■ What the exercise asks ■
Return the count of lines in the following records that include "プロパティ", and nothing more.

——————

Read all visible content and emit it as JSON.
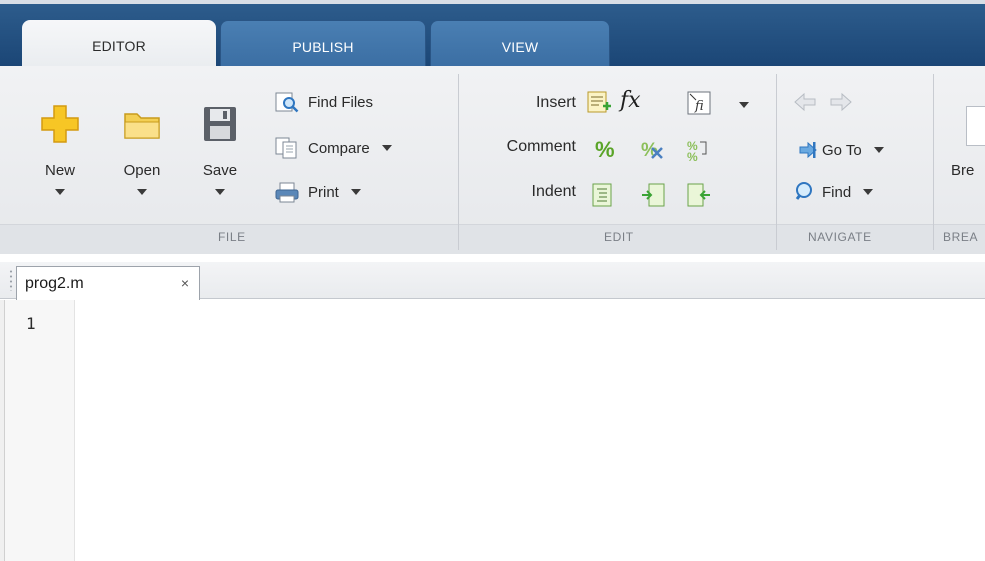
{
  "tabs": [
    {
      "label": "EDITOR",
      "active": true
    },
    {
      "label": "PUBLISH",
      "active": false
    },
    {
      "label": "VIEW",
      "active": false
    }
  ],
  "file_group": {
    "label": "FILE",
    "new_label": "New",
    "open_label": "Open",
    "save_label": "Save",
    "find_files_label": "Find Files",
    "compare_label": "Compare",
    "print_label": "Print"
  },
  "edit_group": {
    "label": "EDIT",
    "insert_label": "Insert",
    "comment_label": "Comment",
    "indent_label": "Indent",
    "fx_label": "fx"
  },
  "navigate_group": {
    "label": "NAVIGATE",
    "goto_label": "Go To",
    "find_label": "Find"
  },
  "breakpoints_group": {
    "label": "BREA",
    "button_label": "Bre"
  },
  "document": {
    "tab_name": "prog2.m",
    "close_glyph": "×",
    "line_numbers": [
      "1"
    ]
  },
  "colors": {
    "tabbar": "#1b4676",
    "ribbon": "#eceef1",
    "icon_yellow": "#f5c518",
    "icon_green": "#3aa335"
  }
}
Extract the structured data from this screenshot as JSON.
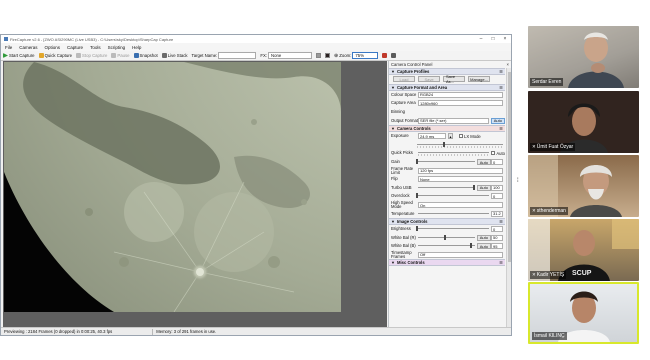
{
  "window": {
    "title": "FireCapture v2.6 - [ZWO ASI290MC (Live USB3) - C:\\Users\\sky\\Desktop\\SharpCap Capture"
  },
  "menu": [
    "File",
    "Cameras",
    "Options",
    "Capture",
    "Tools",
    "Scripting",
    "Help"
  ],
  "toolbar": {
    "start_capture": "Start Capture",
    "quick_capture": "Quick Capture",
    "stop_capture": "Stop Capture",
    "pause": "Pause",
    "snapshot": "Snapshot",
    "live_stack": "Live Stack",
    "target_name_label": "Target Name:",
    "fx_label": "FX:",
    "fx_value": "None",
    "zoom_label": "Zoom:",
    "zoom_value": "75%"
  },
  "panel": {
    "title": "Camera Control Panel",
    "sections": {
      "capture_profiles": "Capture Profiles",
      "capture_format": "Capture Format and Area",
      "camera_controls": "Camera Controls",
      "image_controls": "Image Controls",
      "misc_controls": "Misc Controls"
    },
    "profile_buttons": [
      "Load",
      "Save",
      "Save As...",
      "Manage..."
    ],
    "colour_space": {
      "label": "Colour Space",
      "value": "RGB24"
    },
    "capture_area": {
      "label": "Capture Area",
      "value": "1280x960"
    },
    "binning": {
      "label": "Binning",
      "value": ""
    },
    "output_format": {
      "label": "Output Format",
      "value": "SER file (*.ser)",
      "button": "Auto"
    },
    "exposure": {
      "label": "Exposure",
      "value": "24.9 ms",
      "lx_mode": "LX Mode",
      "auto": "Auto"
    },
    "quick_picks": {
      "label": "Quick Picks"
    },
    "gain": {
      "label": "Gain",
      "value": "0",
      "auto": "Auto",
      "level": 0.0
    },
    "frame_rate_limit": {
      "label": "Frame Rate Limit",
      "value": "120 fps"
    },
    "flip": {
      "label": "Flip",
      "value": "None"
    },
    "turbo_usb": {
      "label": "Turbo USB",
      "value": "100",
      "auto": "Auto",
      "level": 1.0
    },
    "overclock": {
      "label": "Overclock",
      "value": "0",
      "level": 0.0
    },
    "high_speed_mode": {
      "label": "High Speed Mode",
      "value": "On"
    },
    "temperature": {
      "label": "Temperature",
      "value": "31.2"
    },
    "brightness": {
      "label": "Brightness",
      "value": "0",
      "level": 0.0
    },
    "white_bal_r": {
      "label": "White Bal (R)",
      "value": "50",
      "auto": "Auto",
      "level": 0.5
    },
    "white_bal_b": {
      "label": "White Bal (B)",
      "value": "95",
      "auto": "Auto",
      "level": 0.95
    },
    "timestamp_frames": {
      "label": "Timestamp Frames",
      "value": "Off"
    }
  },
  "status": {
    "previewing": "Previewing : 2184 Frames (0 dropped) in 0:00:25, 40.3 fps",
    "memory": "Memory: 3 of 291 frames in use."
  },
  "participants": [
    {
      "name": "Serdar Evren",
      "muted": false
    },
    {
      "name": "Ümit Fuat Özyar",
      "muted": true
    },
    {
      "name": "sthenderman",
      "muted": true
    },
    {
      "name": "Kadir YETİŞ",
      "muted": true
    },
    {
      "name": "İsmail KILINÇ",
      "muted": false,
      "speaking": true
    }
  ],
  "colors": {
    "accent_blue": "#2f6fb8",
    "speaker_border": "#d8e82c",
    "section_bg": "#dfe3ef"
  }
}
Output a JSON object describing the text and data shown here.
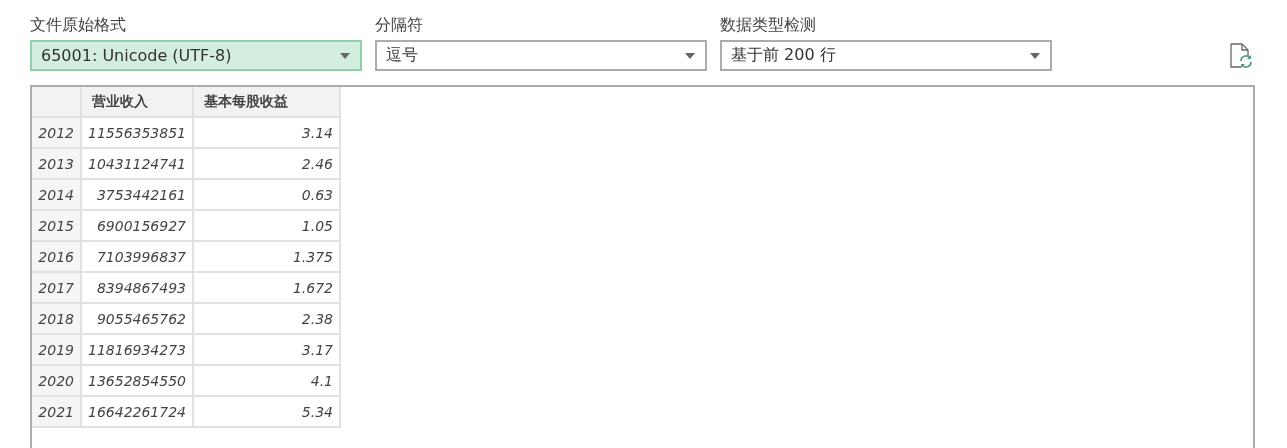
{
  "settings": [
    {
      "label": "文件原始格式",
      "value": "65001: Unicode (UTF-8)",
      "focused": true
    },
    {
      "label": "分隔符",
      "value": "逗号",
      "focused": false
    },
    {
      "label": "数据类型检测",
      "value": "基于前 200 行",
      "focused": false
    }
  ],
  "table": {
    "columns": [
      "营业收入",
      "基本每股收益"
    ],
    "rows": [
      {
        "index": "2012",
        "cells": [
          "11556353851",
          "3.14"
        ]
      },
      {
        "index": "2013",
        "cells": [
          "10431124741",
          "2.46"
        ]
      },
      {
        "index": "2014",
        "cells": [
          "3753442161",
          "0.63"
        ]
      },
      {
        "index": "2015",
        "cells": [
          "6900156927",
          "1.05"
        ]
      },
      {
        "index": "2016",
        "cells": [
          "7103996837",
          "1.375"
        ]
      },
      {
        "index": "2017",
        "cells": [
          "8394867493",
          "1.672"
        ]
      },
      {
        "index": "2018",
        "cells": [
          "9055465762",
          "2.38"
        ]
      },
      {
        "index": "2019",
        "cells": [
          "11816934273",
          "3.17"
        ]
      },
      {
        "index": "2020",
        "cells": [
          "13652854550",
          "4.1"
        ]
      },
      {
        "index": "2021",
        "cells": [
          "16642261724",
          "5.34"
        ]
      }
    ]
  }
}
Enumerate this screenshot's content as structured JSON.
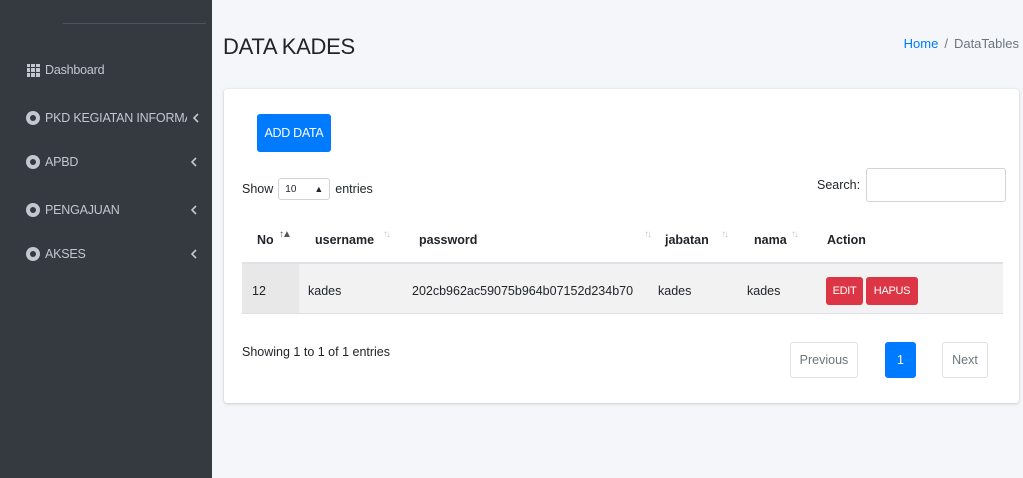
{
  "sidebar": {
    "items": [
      {
        "label": "Dashboard",
        "icon": "grid-icon",
        "has_chevron": false
      },
      {
        "label": "PKD KEGIATAN INFORMASI",
        "icon": "circle-icon",
        "has_chevron": true
      },
      {
        "label": "APBD",
        "icon": "circle-icon",
        "has_chevron": true
      },
      {
        "label": "PENGAJUAN",
        "icon": "circle-icon",
        "has_chevron": true
      },
      {
        "label": "AKSES",
        "icon": "circle-icon",
        "has_chevron": true
      }
    ]
  },
  "header": {
    "title": "DATA KADES",
    "breadcrumb": {
      "home": "Home",
      "separator": "/",
      "current": "DataTables"
    }
  },
  "card": {
    "add_button": "ADD DATA",
    "show_label": "Show",
    "entries_value": "10",
    "entries_label": "entries",
    "search_label": "Search:",
    "search_value": "",
    "columns": [
      "No",
      "username",
      "password",
      "jabatan",
      "nama",
      "Action"
    ],
    "rows": [
      {
        "no": "12",
        "username": "kades",
        "password": "202cb962ac59075b964b07152d234b70",
        "jabatan": "kades",
        "nama": "kades",
        "edit": "EDIT",
        "delete": "HAPUS"
      }
    ],
    "info": "Showing 1 to 1 of 1 entries",
    "pagination": {
      "previous": "Previous",
      "current_page": "1",
      "next": "Next"
    }
  },
  "colors": {
    "sidebar_bg": "#343a40",
    "primary": "#007bff",
    "danger": "#dc3545",
    "page_bg": "#f4f6f9"
  }
}
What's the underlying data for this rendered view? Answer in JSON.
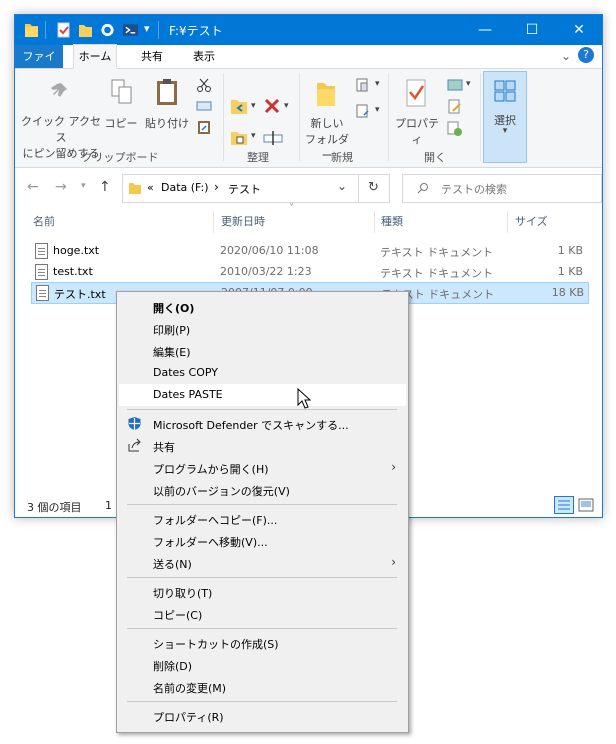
{
  "window": {
    "title": "F:¥テスト",
    "min_label": "—",
    "max_label": "☐",
    "close_label": "✕"
  },
  "quick_access": {
    "dropdown": "▾"
  },
  "ribbon_tabs": [
    {
      "label": "ファイル"
    },
    {
      "label": "ホーム"
    },
    {
      "label": "共有"
    },
    {
      "label": "表示"
    }
  ],
  "ribbon": {
    "pin_line1": "クイック アクセス",
    "pin_line2": "にピン留めする",
    "copy": "コピー",
    "paste": "貼り付け",
    "group_clipboard": "クリップボード",
    "group_organize": "整理",
    "new_folder_line1": "新しい",
    "new_folder_line2": "フォルダー",
    "group_new": "新規",
    "properties": "プロパティ",
    "group_open": "開く",
    "select": "選択",
    "help": "?"
  },
  "address": {
    "prefix": "«",
    "segment1": "Data (F:)",
    "chevron": "›",
    "segment2": "テスト",
    "dropdown": "⌄",
    "refresh": "↻"
  },
  "search": {
    "placeholder": "テストの検索"
  },
  "columns": {
    "name": "名前",
    "modified": "更新日時",
    "type": "種類",
    "size": "サイズ",
    "sort_indicator": "˅"
  },
  "files": [
    {
      "name": "hoge.txt",
      "modified": "2020/06/10 11:08",
      "type": "テキスト ドキュメント",
      "size": "1 KB"
    },
    {
      "name": "test.txt",
      "modified": "2010/03/22 1:23",
      "type": "テキスト ドキュメント",
      "size": "1 KB"
    },
    {
      "name": "テスト.txt",
      "modified": "2007/11/07 0:00",
      "type": "テキスト ドキュメント",
      "size": "18 KB"
    }
  ],
  "status": {
    "items": "3 個の項目",
    "selected": "1"
  },
  "context_menu": {
    "open": "開く(O)",
    "print": "印刷(P)",
    "edit": "編集(E)",
    "dates_copy": "Dates COPY",
    "dates_paste": "Dates PASTE",
    "defender": "Microsoft Defender でスキャンする...",
    "share": "共有",
    "open_with": "プログラムから開く(H)",
    "restore": "以前のバージョンの復元(V)",
    "copy_to": "フォルダーへコピー(F)...",
    "move_to": "フォルダーへ移動(V)...",
    "send_to": "送る(N)",
    "cut": "切り取り(T)",
    "copy": "コピー(C)",
    "shortcut": "ショートカットの作成(S)",
    "delete": "削除(D)",
    "rename": "名前の変更(M)",
    "properties": "プロパティ(R)",
    "submenu_arrow": "›"
  },
  "colors": {
    "titlebar": "#0078d7",
    "selection": "#cce8ff",
    "selection_border": "#99d1ff"
  }
}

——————

■ Written response ■
2